The other side takes you down into the province of Madrid. We were heading for a relatively new AC area we’d heard about in the town of El Boalo, in the mountains surrounding Madrid.
The area is just outside the town, next to a large park. It’s very very well set up, with great water facilities, plenty of spaces, and free electricity. There’s the park behind with picnic tables and exercise equipment, and lower down, information boards on 3 walks from the town (fairly graffitied).
We parked up and had our dinner, and went to bed…but not to sleep, as we were entertained until 1am by youngsters gathered and talking very loudly in the park just behind us. We are discovering this is a downside of having picnic benches near an urban AC area!
The next morning we were rather rudely awakened at 7am by the grass being cut around the area. At 7am! Before the heat of the day we imagined, but maybe they could have started somewhere else?! Anyway, we had to be at our meeting at 9am, so we were up early anyway. I’m not sure whether we’d stay at El Boalo again, too noisy for us, right on the main road, but the services and set up are excellent.
After our business meeting that morning, we headed off towards home, and had to find somewhere for lunch. After a bit of a toll motorway on the AP6, we came off and headed towards Olmeda. We intended to make a stop before the town, at the Museo de las Villas Romanas – the Roman villa museum – which also has in situ mosaics. Unfortunately, it had just closed as we got there, but it has a great, flat parking area, so we parked up and had lunch at least.
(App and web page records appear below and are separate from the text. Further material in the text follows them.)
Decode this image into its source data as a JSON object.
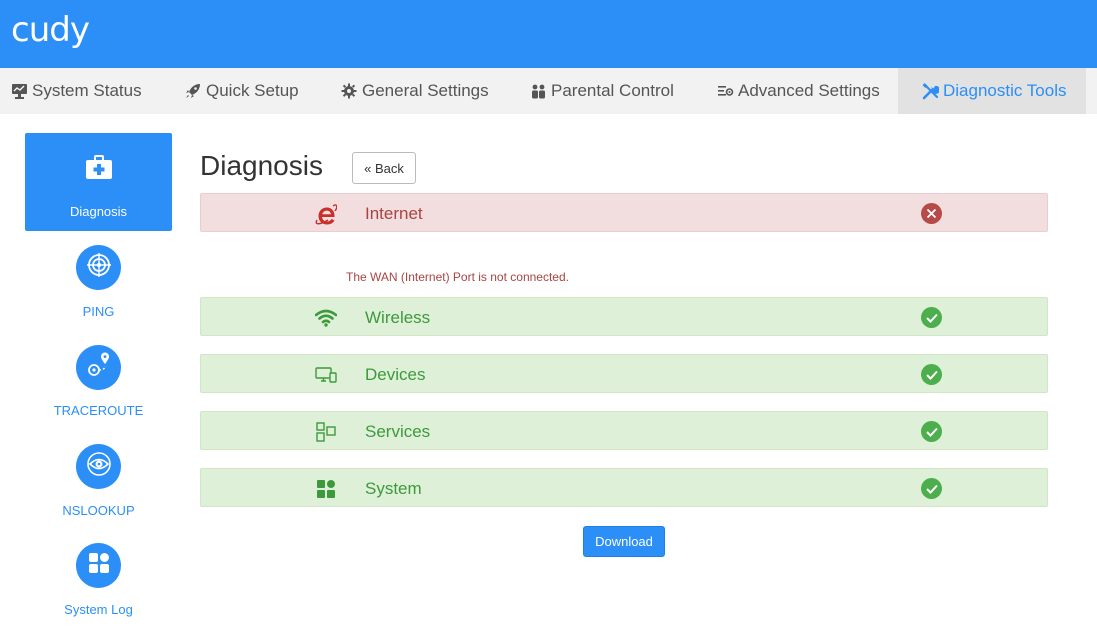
{
  "brand": {
    "logo": "cudy",
    "accent": "#2b8ff7"
  },
  "nav": {
    "items": [
      {
        "label": "System Status",
        "icon": "monitor-icon"
      },
      {
        "label": "Quick Setup",
        "icon": "rocket-icon"
      },
      {
        "label": "General Settings",
        "icon": "gear-icon"
      },
      {
        "label": "Parental Control",
        "icon": "family-icon"
      },
      {
        "label": "Advanced Settings",
        "icon": "sliders-icon"
      },
      {
        "label": "Diagnostic Tools",
        "icon": "tools-icon",
        "active": true
      }
    ]
  },
  "sidebar": {
    "items": [
      {
        "label": "Diagnosis",
        "icon": "medkit-icon",
        "active": true
      },
      {
        "label": "PING",
        "icon": "target-icon"
      },
      {
        "label": "TRACEROUTE",
        "icon": "route-icon"
      },
      {
        "label": "NSLOOKUP",
        "icon": "eye-icon"
      },
      {
        "label": "System Log",
        "icon": "grid-icon"
      }
    ]
  },
  "main": {
    "title": "Diagnosis",
    "back_label": "« Back",
    "rows": [
      {
        "label": "Internet",
        "icon": "ie-icon",
        "status": "error"
      },
      {
        "label": "Wireless",
        "icon": "wifi-icon",
        "status": "ok"
      },
      {
        "label": "Devices",
        "icon": "devices-icon",
        "status": "ok"
      },
      {
        "label": "Services",
        "icon": "services-icon",
        "status": "ok"
      },
      {
        "label": "System",
        "icon": "system-icon",
        "status": "ok"
      }
    ],
    "error_message": "The WAN (Internet) Port is not connected.",
    "download_label": "Download"
  },
  "colors": {
    "error_bg": "#f2dede",
    "error_text": "#a94442",
    "ok_bg": "#dff0d8",
    "ok_text": "#3c9a3c"
  }
}
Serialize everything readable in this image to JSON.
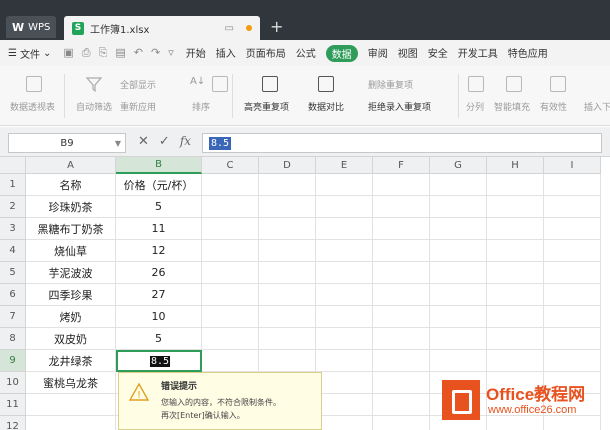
{
  "titlebar": {
    "app_label": "WPS",
    "doc_tab": "工作簿1.xlsx",
    "new_tab": "+"
  },
  "menubar": {
    "file_label": "文件",
    "items": [
      "开始",
      "插入",
      "页面布局",
      "公式",
      "数据",
      "审阅",
      "视图",
      "安全",
      "开发工具",
      "特色应用"
    ],
    "active": "数据"
  },
  "ribbon": {
    "pivot": "数据透视表",
    "autofilter": "自动筛选",
    "show_all": "全部显示",
    "reapply": "重新应用",
    "sort": "排序",
    "highlight_dup": "高亮重复项",
    "compare": "数据对比",
    "remove_dup": "删除重复项",
    "reject_dup": "拒绝录入重复项",
    "split": "分列",
    "smart_fill": "智能填充",
    "validity": "有效性",
    "insert_dd": "插入下"
  },
  "formula": {
    "namebox": "B9",
    "fx": "fx",
    "value": "8.5"
  },
  "grid": {
    "columns": [
      "A",
      "B",
      "C",
      "D",
      "E",
      "F",
      "G",
      "H",
      "I"
    ],
    "selected_col": "B",
    "rows": [
      {
        "num": "1",
        "a": "名称",
        "b": "价格（元/杯）"
      },
      {
        "num": "2",
        "a": "珍珠奶茶",
        "b": "5"
      },
      {
        "num": "3",
        "a": "黑糖布丁奶茶",
        "b": "11"
      },
      {
        "num": "4",
        "a": "烧仙草",
        "b": "12"
      },
      {
        "num": "5",
        "a": "芋泥波波",
        "b": "26"
      },
      {
        "num": "6",
        "a": "四季珍果",
        "b": "27"
      },
      {
        "num": "7",
        "a": "烤奶",
        "b": "10"
      },
      {
        "num": "8",
        "a": "双皮奶",
        "b": "5"
      },
      {
        "num": "9",
        "a": "龙井绿茶",
        "b": "8.5"
      },
      {
        "num": "10",
        "a": "蜜桃乌龙茶",
        "b": ""
      },
      {
        "num": "11",
        "a": "",
        "b": ""
      },
      {
        "num": "12",
        "a": "",
        "b": ""
      }
    ],
    "selected_row": "9"
  },
  "error_tip": {
    "title": "错误提示",
    "line1": "您输入的内容，不符合限制条件。",
    "line2": "再次[Enter]确认输入。"
  },
  "watermark": {
    "brand": "Office教程网",
    "url": "www.office26.com"
  },
  "colors": {
    "accent": "#2f9c5a",
    "titlebar": "#31363d",
    "watermark": "#e8521f"
  }
}
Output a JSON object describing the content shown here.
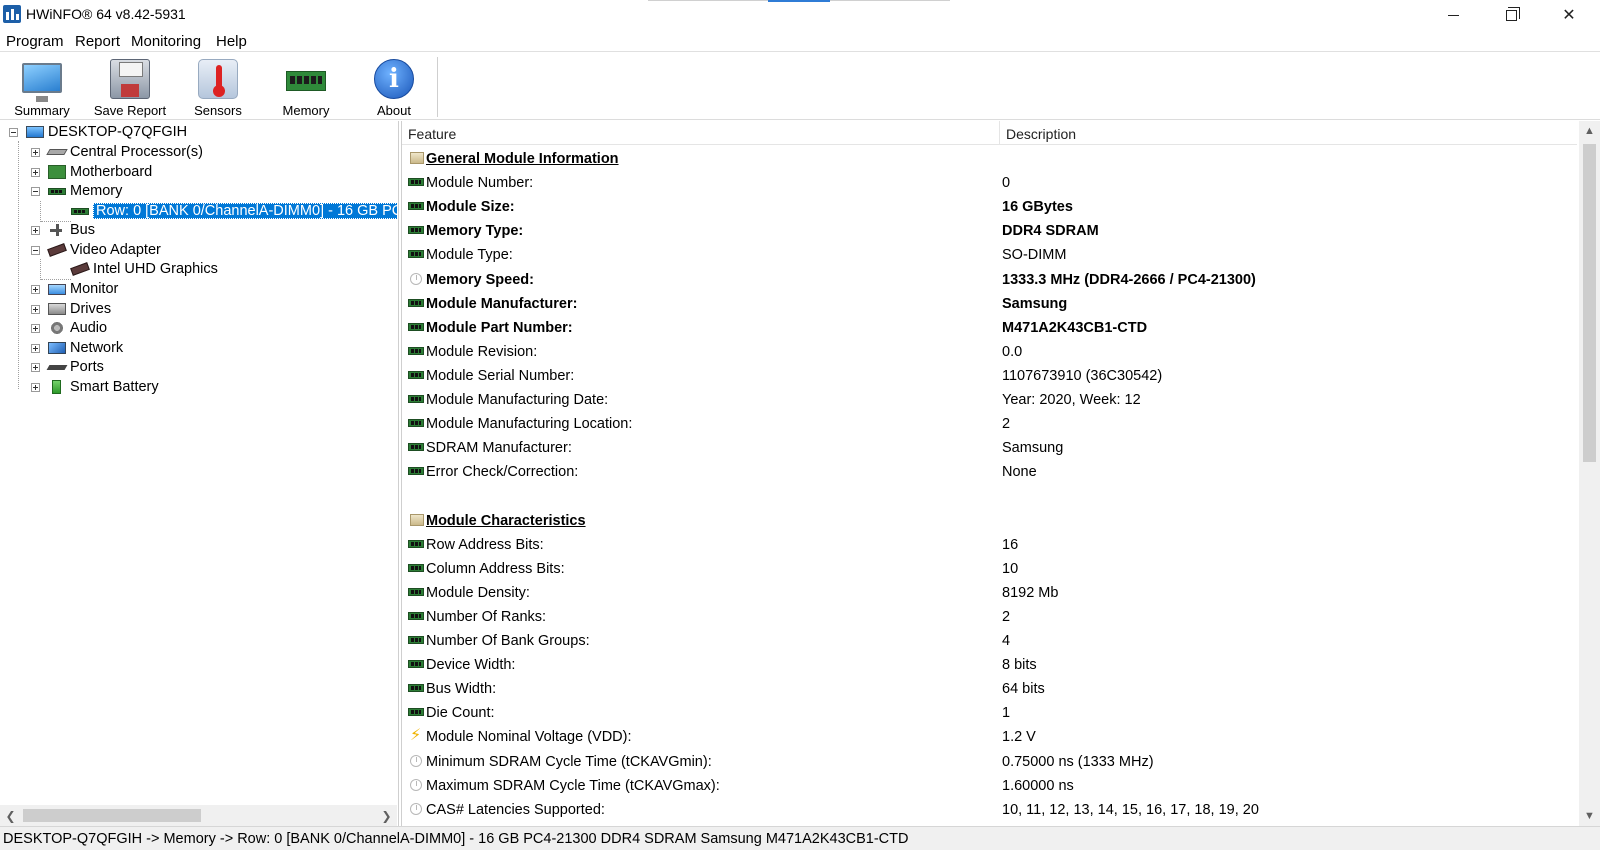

It didn’t open again until 4.30pm, and it was so hot and no shade, we decided in the end we would leave the museum to another day (I’ve already planned this trip! Cuellar and Coca castles, the MVR and Urueña – watch this space!).
We made a quick stop in Olmeda itself to change waters in its AC area – rather overgrown and in need of some maintenance, and quite difficult to position yourself for the grey water dump, but it had water (couldn’t see the black water dump though).
And then we headed off home, back to rainy Cantabria – 44º it was in Olmeda…14º back at home!!